:: Supplied material ::
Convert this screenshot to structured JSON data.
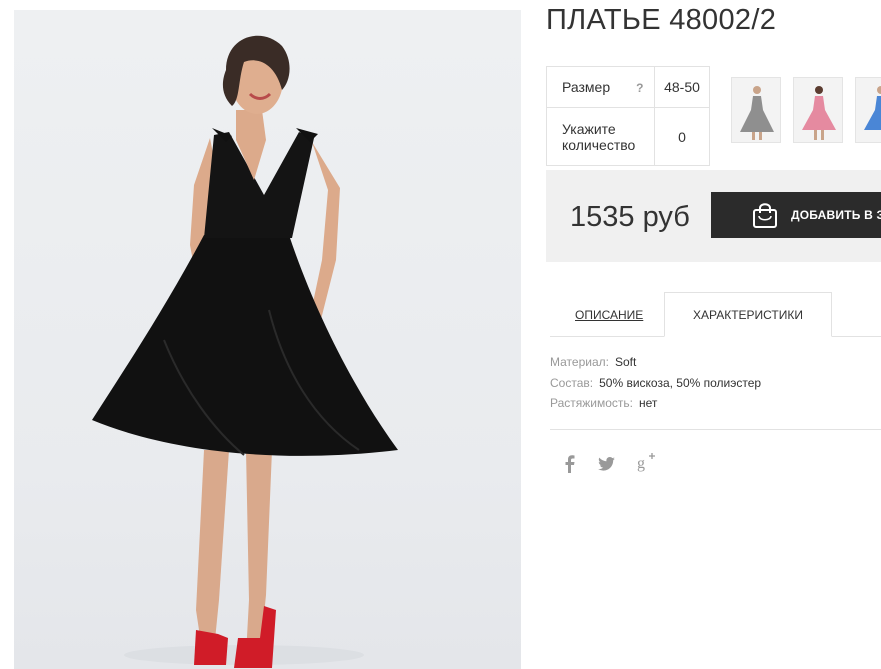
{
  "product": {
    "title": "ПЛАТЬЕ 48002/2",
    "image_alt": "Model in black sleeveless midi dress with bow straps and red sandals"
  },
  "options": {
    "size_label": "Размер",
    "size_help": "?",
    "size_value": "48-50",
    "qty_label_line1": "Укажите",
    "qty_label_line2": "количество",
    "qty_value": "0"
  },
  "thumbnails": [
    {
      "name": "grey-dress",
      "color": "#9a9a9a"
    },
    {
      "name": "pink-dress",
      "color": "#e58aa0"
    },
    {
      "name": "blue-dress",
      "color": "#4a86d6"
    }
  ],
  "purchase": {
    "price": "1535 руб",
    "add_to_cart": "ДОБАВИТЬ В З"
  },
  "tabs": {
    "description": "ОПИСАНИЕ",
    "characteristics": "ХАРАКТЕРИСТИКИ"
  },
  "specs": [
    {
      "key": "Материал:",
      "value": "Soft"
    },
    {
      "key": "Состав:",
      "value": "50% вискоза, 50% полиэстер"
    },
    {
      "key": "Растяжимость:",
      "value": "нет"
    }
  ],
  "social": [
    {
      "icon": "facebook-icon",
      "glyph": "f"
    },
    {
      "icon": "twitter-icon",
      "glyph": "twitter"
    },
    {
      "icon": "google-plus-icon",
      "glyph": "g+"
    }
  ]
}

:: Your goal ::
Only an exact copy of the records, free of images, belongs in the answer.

:: Solution for this exercise ::
Convert this screenshot to structured JSON data.
{
  "product": {
    "title": "ПЛАТЬЕ 48002/2",
    "image_alt": "Model in black sleeveless midi dress with bow straps and red sandals"
  },
  "options": {
    "size_label": "Размер",
    "size_help": "?",
    "size_value": "48-50",
    "qty_label_line1": "Укажите",
    "qty_label_line2": "количество",
    "qty_value": "0"
  },
  "thumbnails": [
    {
      "name": "grey-dress",
      "color": "#9a9a9a"
    },
    {
      "name": "pink-dress",
      "color": "#e58aa0"
    },
    {
      "name": "blue-dress",
      "color": "#4a86d6"
    }
  ],
  "purchase": {
    "price": "1535 руб",
    "add_to_cart": "ДОБАВИТЬ В З"
  },
  "tabs": {
    "description": "ОПИСАНИЕ",
    "characteristics": "ХАРАКТЕРИСТИКИ"
  },
  "specs": [
    {
      "key": "Материал:",
      "value": "Soft"
    },
    {
      "key": "Состав:",
      "value": "50% вискоза, 50% полиэстер"
    },
    {
      "key": "Растяжимость:",
      "value": "нет"
    }
  ],
  "social": [
    {
      "icon": "facebook-icon",
      "glyph": "f"
    },
    {
      "icon": "twitter-icon",
      "glyph": "twitter"
    },
    {
      "icon": "google-plus-icon",
      "glyph": "g+"
    }
  ]
}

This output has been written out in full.